Tesla was a scientist and inventor who achieved fame and fortune in the 1880s for figuring out how to make alternating current work on a grand scale, electrifying the world. He created the first major hydroelectric dam, at Niagara Falls. He thrilled packed theaters with presentations in which he ran high voltage through his body to illuminate a fluorescent light in his hand. His inventions helped Guglielmo Marconi develop radio.
And his rivalry with Edison—called the Battle of the Currents because Edison had bet on direct current—was legendary. Tesla won the contest, when his AC equipment powered an unprecedented display of electric light at the 1893 Chicago World's Fair.
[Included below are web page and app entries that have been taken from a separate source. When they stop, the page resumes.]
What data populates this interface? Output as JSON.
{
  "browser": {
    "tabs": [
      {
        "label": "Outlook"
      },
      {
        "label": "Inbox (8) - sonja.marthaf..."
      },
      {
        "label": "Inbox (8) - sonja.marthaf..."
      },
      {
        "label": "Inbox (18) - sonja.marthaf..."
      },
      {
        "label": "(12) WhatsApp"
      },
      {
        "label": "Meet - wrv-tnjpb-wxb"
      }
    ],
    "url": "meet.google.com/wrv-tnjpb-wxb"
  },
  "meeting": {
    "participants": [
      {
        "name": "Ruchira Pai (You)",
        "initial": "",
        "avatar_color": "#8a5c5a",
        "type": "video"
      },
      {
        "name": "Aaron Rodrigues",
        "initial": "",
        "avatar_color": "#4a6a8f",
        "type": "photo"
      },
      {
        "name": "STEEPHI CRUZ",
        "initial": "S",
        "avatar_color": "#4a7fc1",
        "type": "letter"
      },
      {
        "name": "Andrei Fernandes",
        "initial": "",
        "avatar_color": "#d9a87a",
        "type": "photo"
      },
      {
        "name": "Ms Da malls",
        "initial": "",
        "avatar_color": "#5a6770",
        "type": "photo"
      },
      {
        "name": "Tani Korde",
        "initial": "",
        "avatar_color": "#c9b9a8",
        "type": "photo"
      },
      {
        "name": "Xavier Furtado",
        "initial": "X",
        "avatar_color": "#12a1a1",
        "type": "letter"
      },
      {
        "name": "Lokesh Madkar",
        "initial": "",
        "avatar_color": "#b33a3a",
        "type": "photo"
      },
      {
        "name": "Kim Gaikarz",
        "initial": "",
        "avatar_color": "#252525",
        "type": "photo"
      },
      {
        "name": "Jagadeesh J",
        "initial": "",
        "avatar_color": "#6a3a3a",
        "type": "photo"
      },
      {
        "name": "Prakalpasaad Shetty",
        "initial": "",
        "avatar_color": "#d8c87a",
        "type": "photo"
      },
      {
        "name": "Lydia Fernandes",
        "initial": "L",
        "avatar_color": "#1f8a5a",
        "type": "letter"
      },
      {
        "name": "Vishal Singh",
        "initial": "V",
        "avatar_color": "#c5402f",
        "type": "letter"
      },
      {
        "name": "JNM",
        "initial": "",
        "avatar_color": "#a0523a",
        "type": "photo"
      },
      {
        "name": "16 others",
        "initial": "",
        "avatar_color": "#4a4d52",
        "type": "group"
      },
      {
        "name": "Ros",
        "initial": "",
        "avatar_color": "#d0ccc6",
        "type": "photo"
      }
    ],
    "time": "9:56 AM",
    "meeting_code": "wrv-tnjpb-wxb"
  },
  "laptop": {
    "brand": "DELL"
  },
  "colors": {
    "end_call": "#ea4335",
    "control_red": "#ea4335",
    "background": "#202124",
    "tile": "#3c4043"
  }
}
Fifty years later, the 86-year-old Serbian emigré died in obscurity at a New York hotel, unmarried, childless and bereft of friends. Meanwhile, Edison was lionized for generations as one of America's greatest inventors.
But Tesla has been rediscovered by technophiles, including Google Inc. co-founder Larry Page, who frequently cites him as an early inspiration. And Teslamania is going increasingly mainstream.
An early hint was "Tesla Girls," a 1984 single from the British technopop band Orchestral Manoeuvres in the Dark. Performance artist Laurie Anderson has said she was fascinated by Tesla. David Bowie played a fictionalized version of him in the 2006 film "The Prestige," alongside Christian Bale and Hugh Jackman. Director Terry Gilliam described Tesla in a recent documentary film as "more of an artist than a scientist in some strange way."
Tesla, in short, is cool.
For more on this story, read The Wall Street Journal.